Now sTag-lung Monastery has 75 subordinate monasteries scattered in a vast area and none of them is large in scale. According to the author's statistics, the number of worshippers of these subordinate monasteries reached ioz,8oo in r3,8oo households in the year 1998, among which Han and Tibetan were greatly in majority and other ethnic groups including the Tu nationality were small in number. This suggests that nowadays sTag-lung Monastery still has great influence on the Buddhist believers in the Jishishan region and the bordering area of Gansu and Qinghai.

To summarize, sTag-lung Monastery has exerted a deep influence over the religion, culture, society and history of- the Jishishan region or even over the whole of North-western Tibet. In the past several hundred years, it enjoyed a higher reputation than many older monasteries in terms of architecture and the scholarship of its learned monks. It is the highest institute of learning in North-western Tibet, a treasure-house of Tibetan traditional culture and art, and the center for studying society, history, politics, religion, culture and architecture in the north of A-mdo area. Because of these social functions, we can conclude that restoring and protecting sTag-lung Monastery is significant for the development of local culture and tourism.

Notes:

1. According to The History of the Song Dynasty, Gusiluo, a descen- dant of the royal family of the Tubo Kingdom, garrisoned in the area of Qingtang and Hehuang, and married a daughter of the local tribal chief named Qiao in Jishi region as his third wife. After his death, his offspring continued to control this area. When it came to the Yuan Dynasty, the court set up three pacification commissioner's offices (namely the Hezhou, the Dokhams, and U Tsang and Ngari Korsum pacification commissioner's offices) to govern the west part of Tibet more effectively. The Dokhams pacification commissioner's office was situated in Ka-chu (now the area of Linxia and Lintao), and the chief commander of the office was Rin-chen-brtson-vgrus, a descendant of the third wife of Gusiluo.

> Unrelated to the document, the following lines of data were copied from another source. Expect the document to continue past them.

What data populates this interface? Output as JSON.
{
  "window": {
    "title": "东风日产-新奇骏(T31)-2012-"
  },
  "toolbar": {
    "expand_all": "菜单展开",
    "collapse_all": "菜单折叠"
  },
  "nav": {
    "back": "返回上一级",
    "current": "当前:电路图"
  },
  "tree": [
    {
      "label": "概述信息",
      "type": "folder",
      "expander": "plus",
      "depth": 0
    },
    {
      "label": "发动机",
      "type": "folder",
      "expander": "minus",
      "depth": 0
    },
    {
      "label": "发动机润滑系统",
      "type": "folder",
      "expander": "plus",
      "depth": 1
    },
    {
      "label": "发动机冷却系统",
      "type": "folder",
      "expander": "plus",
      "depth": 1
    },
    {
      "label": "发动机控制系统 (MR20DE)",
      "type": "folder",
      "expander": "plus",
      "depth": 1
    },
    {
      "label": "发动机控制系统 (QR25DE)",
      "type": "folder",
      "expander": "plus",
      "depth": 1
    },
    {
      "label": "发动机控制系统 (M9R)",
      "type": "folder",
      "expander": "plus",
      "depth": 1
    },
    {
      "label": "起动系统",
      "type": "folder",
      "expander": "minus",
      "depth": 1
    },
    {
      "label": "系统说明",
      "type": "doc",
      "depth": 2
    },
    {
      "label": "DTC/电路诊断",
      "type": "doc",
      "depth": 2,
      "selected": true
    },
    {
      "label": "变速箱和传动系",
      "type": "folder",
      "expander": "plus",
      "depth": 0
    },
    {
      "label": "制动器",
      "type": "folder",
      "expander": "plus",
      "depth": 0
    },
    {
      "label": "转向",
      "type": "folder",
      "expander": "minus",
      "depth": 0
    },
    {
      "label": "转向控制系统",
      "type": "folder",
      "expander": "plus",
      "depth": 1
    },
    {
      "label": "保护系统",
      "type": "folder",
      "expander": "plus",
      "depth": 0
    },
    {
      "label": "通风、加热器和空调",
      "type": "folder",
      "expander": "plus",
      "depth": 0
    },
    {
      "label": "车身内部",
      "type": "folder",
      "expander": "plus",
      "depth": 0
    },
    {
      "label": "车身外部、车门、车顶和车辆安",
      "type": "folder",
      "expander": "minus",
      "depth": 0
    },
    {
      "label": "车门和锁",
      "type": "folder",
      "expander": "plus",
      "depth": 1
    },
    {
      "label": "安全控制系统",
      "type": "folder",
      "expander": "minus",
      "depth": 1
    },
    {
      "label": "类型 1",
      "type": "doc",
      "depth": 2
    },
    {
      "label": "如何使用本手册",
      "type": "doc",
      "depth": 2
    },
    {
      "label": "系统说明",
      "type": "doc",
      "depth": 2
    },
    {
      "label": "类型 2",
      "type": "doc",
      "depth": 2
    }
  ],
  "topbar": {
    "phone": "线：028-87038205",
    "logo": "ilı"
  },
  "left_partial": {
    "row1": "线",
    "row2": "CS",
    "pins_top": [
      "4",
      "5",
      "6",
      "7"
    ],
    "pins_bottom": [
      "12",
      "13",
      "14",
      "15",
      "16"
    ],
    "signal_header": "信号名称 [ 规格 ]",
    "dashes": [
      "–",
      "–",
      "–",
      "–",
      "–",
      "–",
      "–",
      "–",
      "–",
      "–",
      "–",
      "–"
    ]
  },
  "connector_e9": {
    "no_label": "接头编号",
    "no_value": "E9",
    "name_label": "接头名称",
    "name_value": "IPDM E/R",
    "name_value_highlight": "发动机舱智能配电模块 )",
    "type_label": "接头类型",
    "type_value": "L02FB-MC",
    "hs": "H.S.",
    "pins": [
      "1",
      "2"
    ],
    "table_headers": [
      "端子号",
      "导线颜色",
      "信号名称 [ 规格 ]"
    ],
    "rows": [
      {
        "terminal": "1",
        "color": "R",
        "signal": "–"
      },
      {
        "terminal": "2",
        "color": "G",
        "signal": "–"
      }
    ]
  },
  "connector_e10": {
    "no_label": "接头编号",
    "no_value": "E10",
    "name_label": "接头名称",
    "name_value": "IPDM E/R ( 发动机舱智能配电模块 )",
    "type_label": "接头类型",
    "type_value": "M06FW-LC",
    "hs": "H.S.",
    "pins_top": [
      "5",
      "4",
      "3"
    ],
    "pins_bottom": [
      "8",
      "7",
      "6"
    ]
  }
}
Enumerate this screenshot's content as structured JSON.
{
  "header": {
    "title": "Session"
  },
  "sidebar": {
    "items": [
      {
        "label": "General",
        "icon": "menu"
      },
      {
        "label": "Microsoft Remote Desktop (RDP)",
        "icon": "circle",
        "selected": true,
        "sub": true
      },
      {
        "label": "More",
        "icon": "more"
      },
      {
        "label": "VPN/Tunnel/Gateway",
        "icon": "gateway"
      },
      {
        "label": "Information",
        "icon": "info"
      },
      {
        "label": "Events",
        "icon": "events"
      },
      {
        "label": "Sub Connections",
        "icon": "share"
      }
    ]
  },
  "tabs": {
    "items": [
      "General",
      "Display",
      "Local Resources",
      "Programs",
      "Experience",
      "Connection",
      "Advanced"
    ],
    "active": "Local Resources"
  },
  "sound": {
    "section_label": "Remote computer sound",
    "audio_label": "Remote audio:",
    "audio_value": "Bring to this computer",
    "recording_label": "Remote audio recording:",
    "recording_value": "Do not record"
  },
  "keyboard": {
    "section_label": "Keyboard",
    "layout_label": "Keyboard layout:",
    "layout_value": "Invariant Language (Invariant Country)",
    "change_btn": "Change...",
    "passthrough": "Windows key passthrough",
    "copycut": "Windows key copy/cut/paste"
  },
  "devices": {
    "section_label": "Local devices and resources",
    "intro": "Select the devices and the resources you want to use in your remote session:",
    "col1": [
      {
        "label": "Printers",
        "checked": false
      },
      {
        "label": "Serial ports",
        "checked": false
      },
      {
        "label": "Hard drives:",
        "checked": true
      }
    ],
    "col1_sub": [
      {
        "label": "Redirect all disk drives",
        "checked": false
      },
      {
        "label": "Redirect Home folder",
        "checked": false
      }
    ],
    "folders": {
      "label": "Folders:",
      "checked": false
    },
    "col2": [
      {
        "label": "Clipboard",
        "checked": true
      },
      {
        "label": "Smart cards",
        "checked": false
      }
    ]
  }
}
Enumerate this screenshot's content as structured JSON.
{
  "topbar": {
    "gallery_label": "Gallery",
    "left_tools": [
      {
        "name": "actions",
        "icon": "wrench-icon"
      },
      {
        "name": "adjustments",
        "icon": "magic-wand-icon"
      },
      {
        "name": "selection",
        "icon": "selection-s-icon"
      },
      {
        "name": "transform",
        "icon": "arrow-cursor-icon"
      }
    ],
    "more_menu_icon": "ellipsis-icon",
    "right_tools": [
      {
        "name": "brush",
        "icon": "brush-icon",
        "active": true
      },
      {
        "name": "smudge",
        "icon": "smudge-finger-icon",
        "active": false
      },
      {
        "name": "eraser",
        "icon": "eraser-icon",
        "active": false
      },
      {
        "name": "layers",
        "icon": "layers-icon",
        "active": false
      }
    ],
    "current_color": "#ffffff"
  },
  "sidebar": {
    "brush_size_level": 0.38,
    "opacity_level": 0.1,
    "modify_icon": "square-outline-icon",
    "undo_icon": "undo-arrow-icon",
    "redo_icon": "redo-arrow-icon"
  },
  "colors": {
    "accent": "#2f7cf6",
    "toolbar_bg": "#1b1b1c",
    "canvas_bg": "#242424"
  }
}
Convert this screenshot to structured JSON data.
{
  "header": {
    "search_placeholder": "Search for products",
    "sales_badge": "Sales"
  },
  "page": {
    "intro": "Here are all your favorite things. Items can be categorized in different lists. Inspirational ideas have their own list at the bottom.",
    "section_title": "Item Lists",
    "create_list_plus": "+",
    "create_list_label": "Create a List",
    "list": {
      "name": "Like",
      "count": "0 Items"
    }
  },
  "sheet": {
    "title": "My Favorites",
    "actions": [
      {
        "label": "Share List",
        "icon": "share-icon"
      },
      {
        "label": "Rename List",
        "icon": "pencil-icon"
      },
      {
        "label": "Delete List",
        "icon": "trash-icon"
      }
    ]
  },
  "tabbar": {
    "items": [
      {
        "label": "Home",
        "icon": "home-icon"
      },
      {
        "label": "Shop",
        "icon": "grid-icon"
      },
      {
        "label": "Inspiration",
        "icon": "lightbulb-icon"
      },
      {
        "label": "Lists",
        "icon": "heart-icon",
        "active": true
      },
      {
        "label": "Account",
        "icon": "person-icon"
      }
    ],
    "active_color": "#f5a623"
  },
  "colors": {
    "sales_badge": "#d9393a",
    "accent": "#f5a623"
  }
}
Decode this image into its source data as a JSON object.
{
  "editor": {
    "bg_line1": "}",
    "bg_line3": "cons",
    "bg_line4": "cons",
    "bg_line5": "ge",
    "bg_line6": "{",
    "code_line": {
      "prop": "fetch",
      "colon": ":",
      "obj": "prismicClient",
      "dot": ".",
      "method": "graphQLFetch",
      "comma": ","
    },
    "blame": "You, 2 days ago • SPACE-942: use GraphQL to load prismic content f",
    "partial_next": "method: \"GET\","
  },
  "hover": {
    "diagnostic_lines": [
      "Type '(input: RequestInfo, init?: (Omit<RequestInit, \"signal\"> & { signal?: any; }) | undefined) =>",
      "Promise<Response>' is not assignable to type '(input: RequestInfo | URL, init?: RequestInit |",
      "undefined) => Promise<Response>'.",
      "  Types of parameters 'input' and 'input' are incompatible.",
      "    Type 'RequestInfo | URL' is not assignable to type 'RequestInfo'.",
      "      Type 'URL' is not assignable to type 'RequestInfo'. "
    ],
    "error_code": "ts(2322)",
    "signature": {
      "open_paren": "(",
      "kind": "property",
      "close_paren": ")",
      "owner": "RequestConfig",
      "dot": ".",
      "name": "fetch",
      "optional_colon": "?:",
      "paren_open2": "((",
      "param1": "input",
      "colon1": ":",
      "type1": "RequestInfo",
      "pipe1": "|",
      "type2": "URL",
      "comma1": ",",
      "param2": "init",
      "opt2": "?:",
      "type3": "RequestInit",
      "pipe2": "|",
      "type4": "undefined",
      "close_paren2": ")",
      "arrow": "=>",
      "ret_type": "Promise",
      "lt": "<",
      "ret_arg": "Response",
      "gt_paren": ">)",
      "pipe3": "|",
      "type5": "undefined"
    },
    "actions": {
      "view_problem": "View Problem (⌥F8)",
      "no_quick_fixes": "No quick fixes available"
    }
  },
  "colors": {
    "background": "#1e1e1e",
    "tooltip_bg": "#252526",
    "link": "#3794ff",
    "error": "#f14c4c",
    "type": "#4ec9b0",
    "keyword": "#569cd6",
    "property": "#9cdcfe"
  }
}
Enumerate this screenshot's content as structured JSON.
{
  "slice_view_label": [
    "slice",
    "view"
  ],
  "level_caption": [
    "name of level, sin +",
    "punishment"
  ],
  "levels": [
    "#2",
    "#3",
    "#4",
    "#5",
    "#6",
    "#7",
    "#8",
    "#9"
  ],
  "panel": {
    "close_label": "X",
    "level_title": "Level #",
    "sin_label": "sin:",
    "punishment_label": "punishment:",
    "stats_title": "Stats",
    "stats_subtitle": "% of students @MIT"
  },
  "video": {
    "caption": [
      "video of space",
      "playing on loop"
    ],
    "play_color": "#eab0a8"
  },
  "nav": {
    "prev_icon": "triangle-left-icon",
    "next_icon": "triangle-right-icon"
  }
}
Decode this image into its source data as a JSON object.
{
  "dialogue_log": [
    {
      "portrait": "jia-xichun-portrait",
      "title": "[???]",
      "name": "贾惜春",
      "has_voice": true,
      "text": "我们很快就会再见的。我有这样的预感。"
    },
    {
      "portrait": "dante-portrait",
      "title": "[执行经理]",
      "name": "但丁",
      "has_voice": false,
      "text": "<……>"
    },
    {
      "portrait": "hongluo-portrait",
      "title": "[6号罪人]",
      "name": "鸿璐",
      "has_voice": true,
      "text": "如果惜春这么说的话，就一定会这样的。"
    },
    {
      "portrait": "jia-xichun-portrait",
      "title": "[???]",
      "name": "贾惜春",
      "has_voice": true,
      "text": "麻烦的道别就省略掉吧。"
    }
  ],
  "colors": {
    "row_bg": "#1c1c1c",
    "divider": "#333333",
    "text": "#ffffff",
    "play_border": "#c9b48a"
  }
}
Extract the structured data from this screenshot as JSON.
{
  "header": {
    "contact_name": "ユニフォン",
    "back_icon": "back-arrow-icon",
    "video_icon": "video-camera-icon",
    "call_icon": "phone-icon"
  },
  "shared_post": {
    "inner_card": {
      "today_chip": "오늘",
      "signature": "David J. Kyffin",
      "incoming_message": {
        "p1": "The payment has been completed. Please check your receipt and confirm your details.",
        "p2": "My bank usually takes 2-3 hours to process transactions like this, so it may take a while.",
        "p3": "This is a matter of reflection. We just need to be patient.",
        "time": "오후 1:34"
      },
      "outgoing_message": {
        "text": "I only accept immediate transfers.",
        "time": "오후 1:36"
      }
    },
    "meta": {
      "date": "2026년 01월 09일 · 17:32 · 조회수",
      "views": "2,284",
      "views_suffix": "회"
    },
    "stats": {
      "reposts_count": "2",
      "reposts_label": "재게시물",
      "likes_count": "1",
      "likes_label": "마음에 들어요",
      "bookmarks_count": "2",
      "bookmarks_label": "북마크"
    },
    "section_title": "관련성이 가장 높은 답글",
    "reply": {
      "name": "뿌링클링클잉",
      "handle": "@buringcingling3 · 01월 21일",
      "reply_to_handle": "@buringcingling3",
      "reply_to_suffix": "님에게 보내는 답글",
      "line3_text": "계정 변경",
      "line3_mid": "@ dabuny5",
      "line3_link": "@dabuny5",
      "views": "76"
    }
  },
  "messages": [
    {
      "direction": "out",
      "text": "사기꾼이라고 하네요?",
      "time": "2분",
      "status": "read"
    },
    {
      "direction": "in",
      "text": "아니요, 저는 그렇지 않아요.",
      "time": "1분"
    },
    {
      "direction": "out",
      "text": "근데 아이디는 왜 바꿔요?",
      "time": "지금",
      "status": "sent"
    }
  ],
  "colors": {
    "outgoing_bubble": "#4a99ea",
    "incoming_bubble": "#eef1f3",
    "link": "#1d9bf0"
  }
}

Rin-chen-brtson-vgrus had two sons, bSod-nams-vbum and rTa-mgrin.

2. Another view on the origin of dBus-gtsang as the name of this area: as the founder of this monastery was from gBus-gtsang and "gBus" was pronounced "dBus" in Amdo, hence the area was named as dBus-gtsang.

3 Based on the traditional architectural features, including stone base, clay wall, wooden framework and clay roof, Tibetan architec- ture has formed its own characteristics by incorporating the best parts of buildings in ancient India, Nepal, Kashmir and palaces of Han style in the hinterland. These characteristics are typically reflected in monastic buildings.

4 Phan-yul is an ancient name for the present Linzhou County and the sTag-lung Monastery was in Puduo (Phod-mdo) region in Linzhou County.


From ChinaTibetology(Chinese Edition) No.2,2005
Translated by Qin Lili

Source

zt.tibet.cn